You might recall that last July Apple asked the two AirPods manufacturers based in China (Luxshare and Goertek) to construct facilities in Northern Vietnam to churn out AirPods. At the time, this was being done because of the U.S-China trade war and the implementation of tariffs on some products manufactured in China and shipped to the U.S. While moving some production to Vietnam to evade the virus sounds like a great idea, the manufacturers would need managers and other top employees to make the trip from China. Unfortunately, Chinese nationals are currently banned from entering Vietnam because of the coronavirus.

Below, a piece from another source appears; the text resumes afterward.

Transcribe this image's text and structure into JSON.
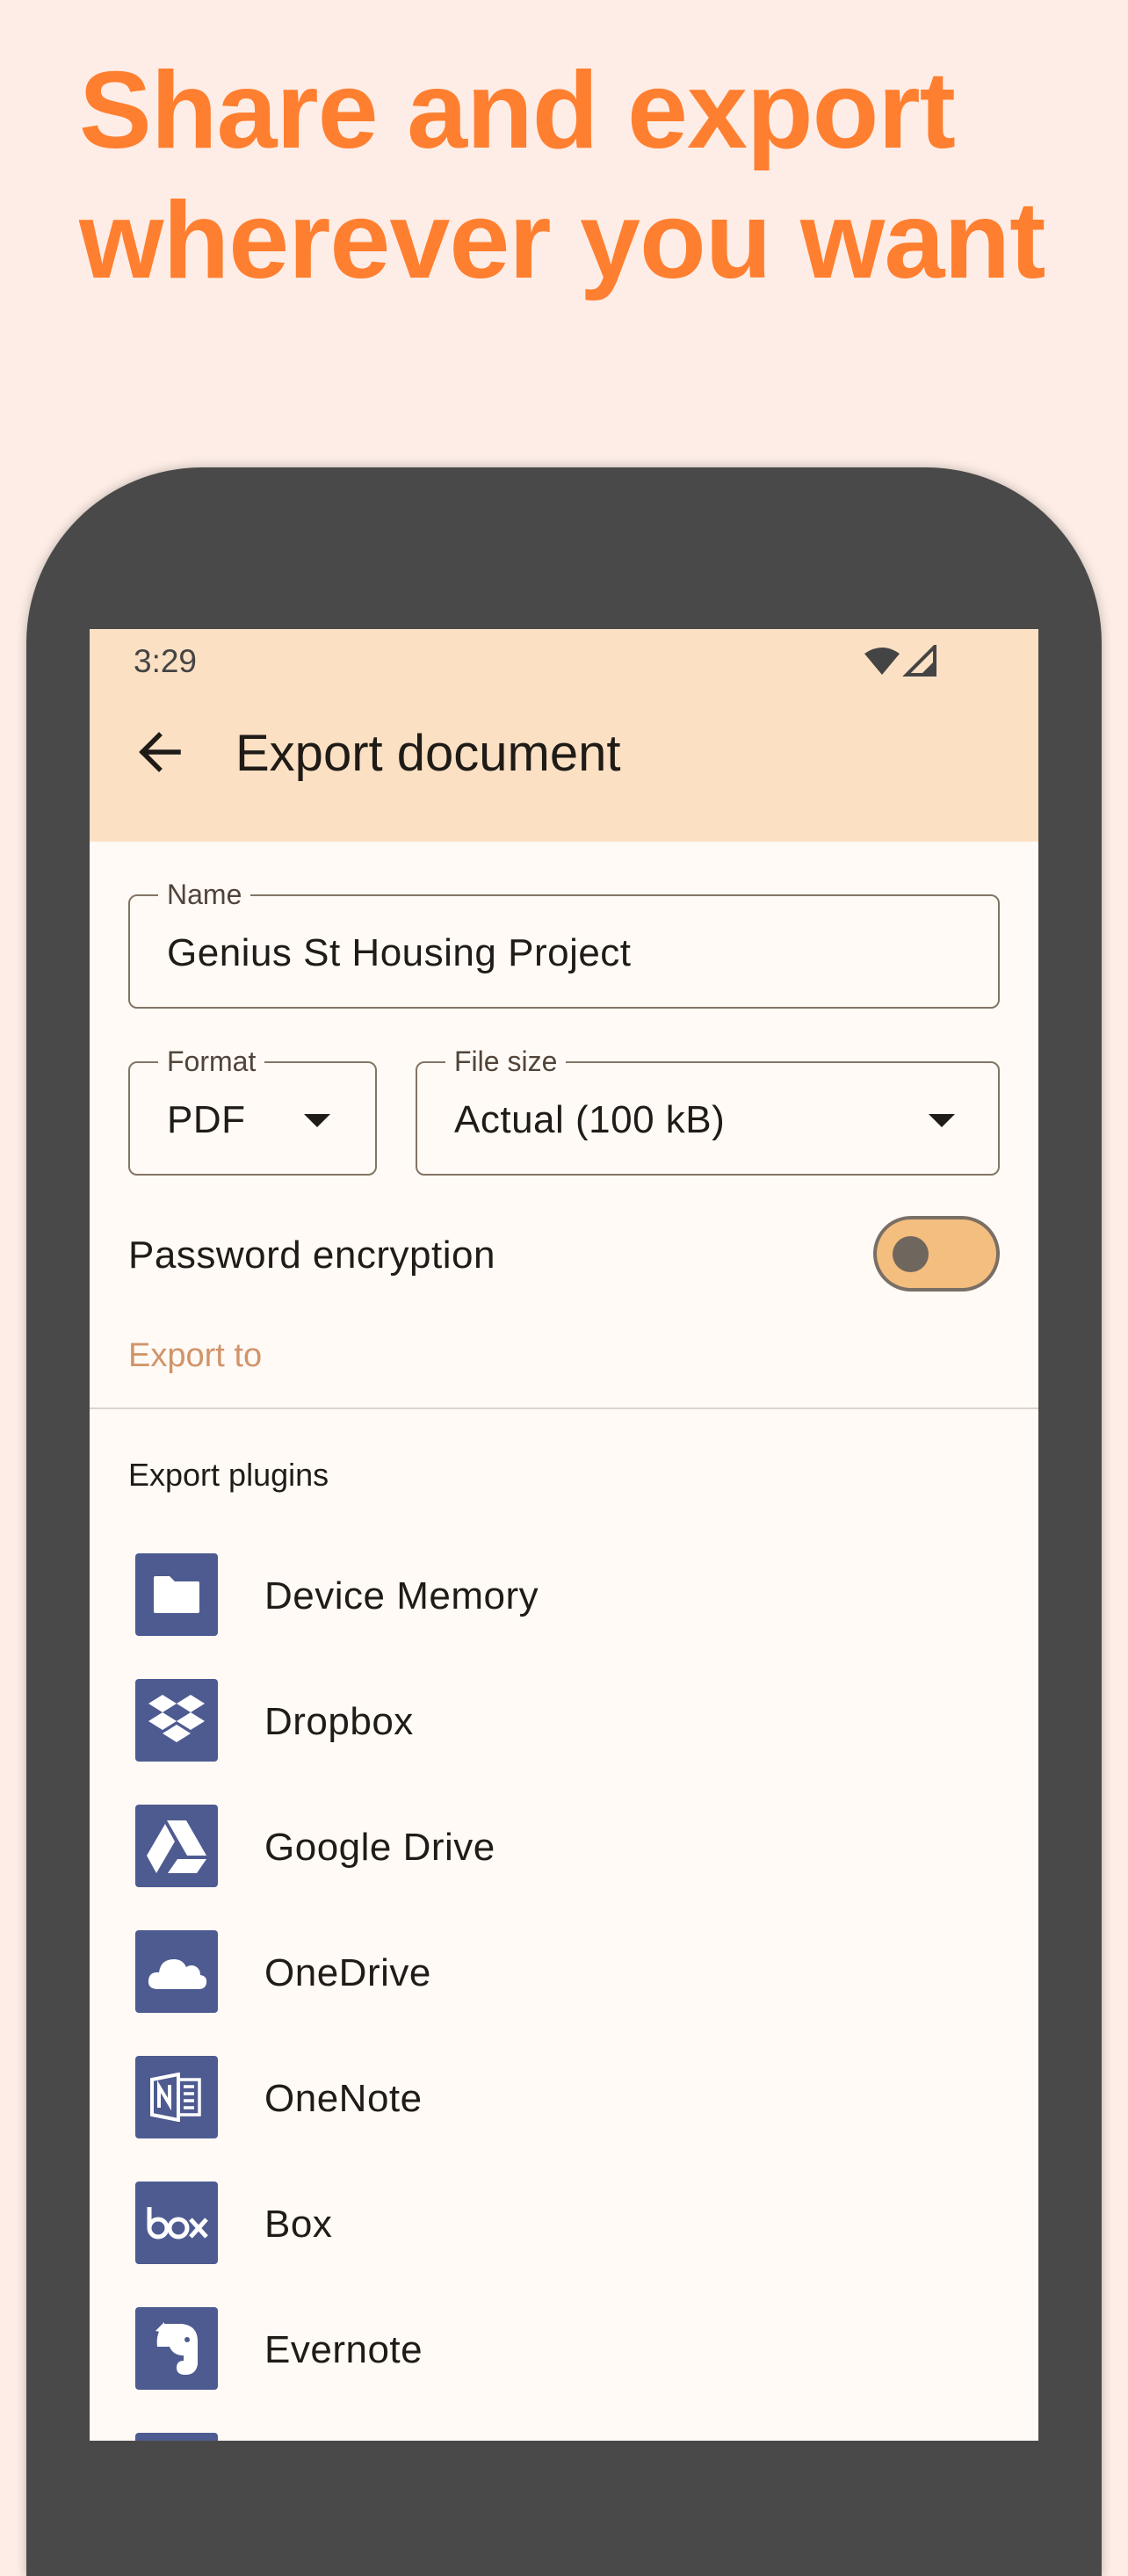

So production of Apple's fastest-growing product might not hit the number that Apple had originally planned for before the virus hit. Whether Apple can make up the lost ground during the second half of the year will depend on how fast Luxshare-ICT, Goertek, and Inventec can get the assembly lines running at full capacity.